Isaiah Hartenstein might not post impressive statlines or highlight reel-worthy plays but his impact on this Knicks team is unmistakable.
The Knicks have gotten off a bit of an inauspicious start to this season, dropping three of their first five games. Disappointing beginnings have been something of a theme the last few seasons, with a 10-13 start last year and also to begin the 2020-’21 season. As we know, the Knicks went on to make the playoffs in both of those seasons, so this shouldn’t be too much of a concern yet.
Beyond the Box Score
Naturally, a lot of the focus during this early season is the play and impact of the cornerstone guys; Jalen Brunson, Julius Randle, and R.J. Barrett, and rightfully so. These are guys expected to fill out the box score with good to great stats and are paid to put up numbers, rather than bringing solely intangibles.
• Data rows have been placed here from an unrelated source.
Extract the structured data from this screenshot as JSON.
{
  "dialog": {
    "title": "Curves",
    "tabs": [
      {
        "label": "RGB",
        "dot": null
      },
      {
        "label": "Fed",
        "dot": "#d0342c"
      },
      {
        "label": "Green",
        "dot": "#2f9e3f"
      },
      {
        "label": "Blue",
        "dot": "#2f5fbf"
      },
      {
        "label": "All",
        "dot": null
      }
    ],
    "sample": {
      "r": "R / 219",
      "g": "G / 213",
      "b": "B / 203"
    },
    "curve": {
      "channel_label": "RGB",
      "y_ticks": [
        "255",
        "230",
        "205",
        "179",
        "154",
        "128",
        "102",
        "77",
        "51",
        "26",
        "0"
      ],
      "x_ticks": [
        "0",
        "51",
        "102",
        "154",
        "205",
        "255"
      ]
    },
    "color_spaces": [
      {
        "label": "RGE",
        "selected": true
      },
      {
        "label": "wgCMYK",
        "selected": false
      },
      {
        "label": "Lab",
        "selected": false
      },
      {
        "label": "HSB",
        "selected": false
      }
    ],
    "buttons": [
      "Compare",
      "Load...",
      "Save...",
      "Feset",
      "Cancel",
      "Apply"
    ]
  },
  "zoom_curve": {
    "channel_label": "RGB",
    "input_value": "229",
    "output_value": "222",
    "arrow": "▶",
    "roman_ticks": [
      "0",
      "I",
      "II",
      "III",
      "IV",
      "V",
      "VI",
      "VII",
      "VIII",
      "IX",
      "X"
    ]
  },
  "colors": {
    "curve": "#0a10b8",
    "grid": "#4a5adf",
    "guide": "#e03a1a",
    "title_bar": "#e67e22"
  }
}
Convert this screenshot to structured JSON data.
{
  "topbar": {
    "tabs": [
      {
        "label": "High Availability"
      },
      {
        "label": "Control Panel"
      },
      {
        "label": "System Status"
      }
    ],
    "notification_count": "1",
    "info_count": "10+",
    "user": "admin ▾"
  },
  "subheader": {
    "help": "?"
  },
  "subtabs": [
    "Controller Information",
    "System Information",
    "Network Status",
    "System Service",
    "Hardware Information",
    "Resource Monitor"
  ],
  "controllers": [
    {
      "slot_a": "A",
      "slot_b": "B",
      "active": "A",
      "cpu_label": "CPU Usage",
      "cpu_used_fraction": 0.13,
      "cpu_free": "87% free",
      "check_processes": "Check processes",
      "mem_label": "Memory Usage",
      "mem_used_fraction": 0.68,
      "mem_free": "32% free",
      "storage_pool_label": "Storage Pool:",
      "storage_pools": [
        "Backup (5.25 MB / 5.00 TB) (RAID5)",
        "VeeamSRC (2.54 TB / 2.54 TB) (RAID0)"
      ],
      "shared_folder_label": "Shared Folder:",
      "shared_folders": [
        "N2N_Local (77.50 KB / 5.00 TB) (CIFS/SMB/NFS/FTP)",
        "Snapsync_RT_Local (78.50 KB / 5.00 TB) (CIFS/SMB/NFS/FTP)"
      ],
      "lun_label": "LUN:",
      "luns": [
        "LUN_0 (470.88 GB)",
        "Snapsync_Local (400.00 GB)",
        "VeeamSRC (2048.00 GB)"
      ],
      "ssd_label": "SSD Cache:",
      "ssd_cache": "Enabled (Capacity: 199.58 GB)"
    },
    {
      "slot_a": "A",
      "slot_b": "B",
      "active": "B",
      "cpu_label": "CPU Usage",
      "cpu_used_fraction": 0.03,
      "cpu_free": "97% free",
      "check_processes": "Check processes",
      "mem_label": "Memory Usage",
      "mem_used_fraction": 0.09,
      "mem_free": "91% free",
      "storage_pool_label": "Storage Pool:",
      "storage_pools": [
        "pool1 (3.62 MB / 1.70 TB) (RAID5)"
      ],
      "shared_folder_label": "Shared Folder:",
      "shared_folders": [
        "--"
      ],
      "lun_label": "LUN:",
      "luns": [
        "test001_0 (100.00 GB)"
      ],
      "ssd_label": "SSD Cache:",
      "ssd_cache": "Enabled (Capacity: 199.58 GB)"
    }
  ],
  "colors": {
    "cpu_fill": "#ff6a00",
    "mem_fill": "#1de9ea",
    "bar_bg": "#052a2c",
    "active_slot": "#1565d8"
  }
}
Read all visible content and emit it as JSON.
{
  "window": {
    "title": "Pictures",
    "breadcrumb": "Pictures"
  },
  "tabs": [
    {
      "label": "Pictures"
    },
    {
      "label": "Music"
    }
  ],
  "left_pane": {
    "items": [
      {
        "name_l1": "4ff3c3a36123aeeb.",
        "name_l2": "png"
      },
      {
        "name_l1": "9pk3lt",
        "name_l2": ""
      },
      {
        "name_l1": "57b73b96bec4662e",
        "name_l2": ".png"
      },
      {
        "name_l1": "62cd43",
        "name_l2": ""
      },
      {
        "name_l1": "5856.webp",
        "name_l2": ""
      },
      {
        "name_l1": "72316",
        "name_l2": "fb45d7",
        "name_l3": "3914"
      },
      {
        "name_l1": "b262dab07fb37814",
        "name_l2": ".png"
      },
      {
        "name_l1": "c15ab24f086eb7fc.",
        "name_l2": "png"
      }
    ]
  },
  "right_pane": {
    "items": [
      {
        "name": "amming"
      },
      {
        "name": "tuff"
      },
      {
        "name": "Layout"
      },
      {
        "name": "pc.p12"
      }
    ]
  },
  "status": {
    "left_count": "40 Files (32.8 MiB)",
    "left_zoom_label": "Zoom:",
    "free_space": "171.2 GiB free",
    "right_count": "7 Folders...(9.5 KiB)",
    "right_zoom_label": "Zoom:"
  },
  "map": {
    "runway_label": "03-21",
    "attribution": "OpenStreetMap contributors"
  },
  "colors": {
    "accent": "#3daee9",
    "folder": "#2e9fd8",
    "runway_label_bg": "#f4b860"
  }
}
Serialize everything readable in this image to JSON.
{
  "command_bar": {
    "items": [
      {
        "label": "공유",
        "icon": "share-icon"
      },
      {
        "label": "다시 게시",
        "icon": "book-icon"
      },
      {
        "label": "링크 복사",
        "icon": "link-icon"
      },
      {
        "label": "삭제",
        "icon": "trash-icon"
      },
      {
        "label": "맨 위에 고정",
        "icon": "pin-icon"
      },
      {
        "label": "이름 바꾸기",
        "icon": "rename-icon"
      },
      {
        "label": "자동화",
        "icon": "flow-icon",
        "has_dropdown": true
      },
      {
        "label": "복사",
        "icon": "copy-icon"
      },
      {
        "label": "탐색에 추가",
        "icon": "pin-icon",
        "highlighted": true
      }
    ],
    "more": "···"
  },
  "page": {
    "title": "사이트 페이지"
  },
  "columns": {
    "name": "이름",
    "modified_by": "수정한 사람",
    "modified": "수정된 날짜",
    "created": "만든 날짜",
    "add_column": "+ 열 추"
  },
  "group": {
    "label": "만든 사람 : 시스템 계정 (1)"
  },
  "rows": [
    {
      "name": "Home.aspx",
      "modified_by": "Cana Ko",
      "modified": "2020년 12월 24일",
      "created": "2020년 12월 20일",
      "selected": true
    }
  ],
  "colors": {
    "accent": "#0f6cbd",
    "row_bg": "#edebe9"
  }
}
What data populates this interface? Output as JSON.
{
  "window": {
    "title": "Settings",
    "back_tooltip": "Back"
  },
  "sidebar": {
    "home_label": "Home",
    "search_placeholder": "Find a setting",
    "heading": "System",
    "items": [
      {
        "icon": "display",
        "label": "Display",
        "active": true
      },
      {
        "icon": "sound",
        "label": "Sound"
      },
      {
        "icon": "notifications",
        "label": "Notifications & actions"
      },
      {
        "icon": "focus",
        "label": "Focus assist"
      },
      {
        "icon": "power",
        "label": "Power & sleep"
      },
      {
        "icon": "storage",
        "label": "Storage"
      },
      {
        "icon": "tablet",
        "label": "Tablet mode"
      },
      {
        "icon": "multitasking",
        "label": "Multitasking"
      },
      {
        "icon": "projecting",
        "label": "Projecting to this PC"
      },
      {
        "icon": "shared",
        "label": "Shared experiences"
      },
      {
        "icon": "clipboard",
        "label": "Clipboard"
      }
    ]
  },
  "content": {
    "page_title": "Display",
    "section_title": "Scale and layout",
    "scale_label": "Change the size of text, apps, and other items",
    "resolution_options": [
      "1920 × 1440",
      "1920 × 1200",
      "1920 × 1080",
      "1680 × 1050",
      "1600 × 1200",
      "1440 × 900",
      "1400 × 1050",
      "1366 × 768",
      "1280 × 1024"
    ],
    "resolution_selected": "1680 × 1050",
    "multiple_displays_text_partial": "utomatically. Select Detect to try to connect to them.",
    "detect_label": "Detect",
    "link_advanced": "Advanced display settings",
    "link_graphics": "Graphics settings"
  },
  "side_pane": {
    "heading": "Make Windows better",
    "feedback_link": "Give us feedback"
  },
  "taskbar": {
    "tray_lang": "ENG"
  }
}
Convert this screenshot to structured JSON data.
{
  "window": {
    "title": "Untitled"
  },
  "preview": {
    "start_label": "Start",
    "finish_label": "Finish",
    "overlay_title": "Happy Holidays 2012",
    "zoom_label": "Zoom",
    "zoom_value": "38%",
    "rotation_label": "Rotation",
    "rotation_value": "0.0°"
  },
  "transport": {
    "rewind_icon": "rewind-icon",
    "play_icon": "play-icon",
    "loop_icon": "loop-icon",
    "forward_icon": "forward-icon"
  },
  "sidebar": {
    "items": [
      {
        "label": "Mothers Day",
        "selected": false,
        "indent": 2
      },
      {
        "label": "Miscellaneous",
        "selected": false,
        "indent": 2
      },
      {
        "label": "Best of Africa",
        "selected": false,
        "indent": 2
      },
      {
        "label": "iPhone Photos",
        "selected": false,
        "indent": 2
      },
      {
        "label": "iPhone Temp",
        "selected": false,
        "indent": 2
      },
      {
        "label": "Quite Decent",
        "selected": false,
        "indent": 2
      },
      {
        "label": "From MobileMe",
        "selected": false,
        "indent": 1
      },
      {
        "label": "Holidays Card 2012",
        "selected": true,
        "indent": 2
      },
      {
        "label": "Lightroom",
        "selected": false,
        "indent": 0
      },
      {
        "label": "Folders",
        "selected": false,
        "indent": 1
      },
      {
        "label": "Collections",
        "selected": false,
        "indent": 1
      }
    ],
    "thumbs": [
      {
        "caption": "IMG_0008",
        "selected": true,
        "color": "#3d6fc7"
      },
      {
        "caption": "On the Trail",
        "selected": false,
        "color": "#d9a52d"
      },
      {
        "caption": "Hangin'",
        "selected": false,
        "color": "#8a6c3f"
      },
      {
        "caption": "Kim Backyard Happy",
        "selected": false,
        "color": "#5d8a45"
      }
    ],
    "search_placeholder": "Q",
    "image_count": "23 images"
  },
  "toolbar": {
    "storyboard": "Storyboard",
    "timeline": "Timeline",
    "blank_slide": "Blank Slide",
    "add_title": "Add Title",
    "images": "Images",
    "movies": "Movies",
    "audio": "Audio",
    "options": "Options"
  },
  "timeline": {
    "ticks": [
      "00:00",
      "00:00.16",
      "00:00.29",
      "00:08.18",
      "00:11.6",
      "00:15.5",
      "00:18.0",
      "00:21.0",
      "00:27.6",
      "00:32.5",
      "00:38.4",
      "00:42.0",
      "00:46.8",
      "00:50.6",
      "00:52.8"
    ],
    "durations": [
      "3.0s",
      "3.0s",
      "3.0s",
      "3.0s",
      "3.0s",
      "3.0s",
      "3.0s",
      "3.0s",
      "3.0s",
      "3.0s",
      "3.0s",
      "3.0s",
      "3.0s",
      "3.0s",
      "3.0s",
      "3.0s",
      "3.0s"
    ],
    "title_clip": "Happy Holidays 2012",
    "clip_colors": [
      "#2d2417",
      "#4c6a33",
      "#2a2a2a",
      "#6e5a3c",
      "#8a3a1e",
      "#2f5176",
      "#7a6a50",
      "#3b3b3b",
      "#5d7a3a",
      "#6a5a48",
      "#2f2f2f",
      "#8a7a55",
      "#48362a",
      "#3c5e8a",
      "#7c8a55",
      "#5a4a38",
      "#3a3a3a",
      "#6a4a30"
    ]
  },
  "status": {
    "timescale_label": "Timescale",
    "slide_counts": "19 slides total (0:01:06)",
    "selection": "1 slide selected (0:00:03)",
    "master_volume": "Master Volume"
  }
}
Integral to winning though, beyond stars, is having guys who bring energy and hustle to the table, and one of those responsible is 25-year-old backup center Isaiah Hartenstein. I-Hart inked a two-year/$16 million contract during the Summer of 2022 and if you watch the games, is clearly one of the most intense and industrious players on the roster, perfectly embodying the New York ethos.
At a career output of 5.5 points and 4.8 rebounds per game, per ESPN Stats, Hartenstein’s statistical production is minimal. However, despite his underwhelming numbers, I-Hart is one of the most underrated cogs in the Knicks machine running smoothly.
After a tough bucket or defensive stand, Hartenstein is always roaring to his teammates and/or the crowd, hyping them up in a way we don’t usually see from many more understated Knicks players. One moment on opening night, albeit a loss, I-Hart was willing to get in the mix in a key fourth-quarter possession, going nose-first for the ball and taking an elbow from Jaylen Brown.
Hart At Work
In a small sample size, the Knicks’ two wins this season coincide with the center’s two highest-scoring outputs; eight against the Hawks and 13 against the Cavs, per ESPN Stats. Unpacking this a bit further, Hartenstein last season averaged nearly two more rebounds per game in the Knicks’ wins, as opposed to losses, per ESPN Stats. His scoring output was relatively the same, but so far in his Knicks tenure, the more Hartenstein is around the ball, especially in the game to grab boards, the more effective the Knicks have been.
Defensively, Hartenstein has posted his best defensive rating in his career, per Stat Muse, and in my opinion, is becoming the frontcourt version of Josh Hart, who deservedly gets a lot of love.
Obviously, this doesn’t mean that the Knicks should run the offense through I-Hart, or assign him defensively to the opposing team’s star each night, but the value he provides in terms of doing the little things and bringing the energy is why he and Mitchell Robinson complement each other well and were able to outshine the Cavs in the playoff last season and also on Tuesday night, in a 109-91 victory in which young centers Evan Mobley and Jarrett Allen looked small.
— Teg🚨 (@IQfor3) November 1, 2023
I think Hartenstein definitely deserves more credit than he’s been getting and I believe an increased role could and should be in the cards. Aside from his rebounding numbers, Mitchell Robinson has not had a great beginning to the season, shooting by far a career-low 48% and posting a career-low 6.2 points per game, per ESPN Stats.
While I like Robinson, he sometimes looked checked out and lethargic, which is the antithesis of Hartenstein, who has given equal point production and energy this season. Also, injuries are always a concern with Mitch, who was only healthy for 59 games last year, as opposed to the full 82 for I-Hart. Mitch definitely has more ability, especially defensively, and is compensated more than Hartenstein, but don’t be surprised if we see a diminished role for Mitch result in an increase of minutes for Hartenstein, if these trends continue.